I, of course, do agree with you about using Operation Queues instead of threading. My life has gotten so much easier since I started using them in both Mac and iPhone code. –  Brandon Bodnar Mar 22 '10 at 3:59

I always used -sizeWithFont and friends on background threads to calculate cell heights etc. It worked just fine. However, since iOS 6.0 it causes intermittent crashes. Hope these will be fixed because it's an essential performance optimization to calculate UI layouts in the background.

share|improve this answer
    
Yes and the bug is still open in Apple Bugreporter. –  Ortwin Gentz Feb 20 '13 at 9:09
    
And still exists in iOS 8 - I just stumbled upon it in my app. It's been running like this (calling -sizeWithFont on a background thread) for years, but I just hit the timing just right so that two threads called -sizeWithFont simultaneously, and the app crashed. –  Jeff Loughlin Oct 14 at 13:55

I may be wrong, but I believe the prohibation of using UIKit in other threads is related to the general way that GUI's work (being single threaded) and normally is only applied to situations where the GUI itself is affected.

The sizeWithFont: method does not actually affect the GUI in anyway so I don't think there would be a problem with calling this in another thread.

Maybe an iPhone person with more experience in how this method works behind the scenes can confirm my thinking or set me straight.

share|improve this answer
1  
It could also be that some calls do not handle multi-threaded calling well... that said, I would try it from an operation and see what happened, trying to trigger failures in any way possible through testing by repeatedly looping through the calculations while you exercise the UI. –  Kendall Helmstetter Gelner Mar 22 '10 at 3:48
    
+1 on Kendall's comment. Since the UIKit methods were written with single threading in mind then they may not handle multithreading well. –  Brandon Bodnar Mar 22 '10 at 4:01

Your Answer

 
discard

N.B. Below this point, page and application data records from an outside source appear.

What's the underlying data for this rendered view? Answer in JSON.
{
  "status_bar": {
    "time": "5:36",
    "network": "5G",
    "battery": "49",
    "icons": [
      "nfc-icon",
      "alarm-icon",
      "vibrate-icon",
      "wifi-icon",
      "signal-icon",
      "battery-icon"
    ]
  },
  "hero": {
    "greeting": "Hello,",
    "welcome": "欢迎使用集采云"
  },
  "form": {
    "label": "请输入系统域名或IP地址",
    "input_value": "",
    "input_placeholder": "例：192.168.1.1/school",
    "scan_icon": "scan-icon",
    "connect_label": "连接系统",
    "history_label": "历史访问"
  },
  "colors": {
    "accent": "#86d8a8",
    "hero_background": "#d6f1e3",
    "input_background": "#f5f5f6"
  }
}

By posting your answer, you agree to the privacy policy and terms of service.

Not the answer you're looking for? Browse other questions tagged or ask your own question.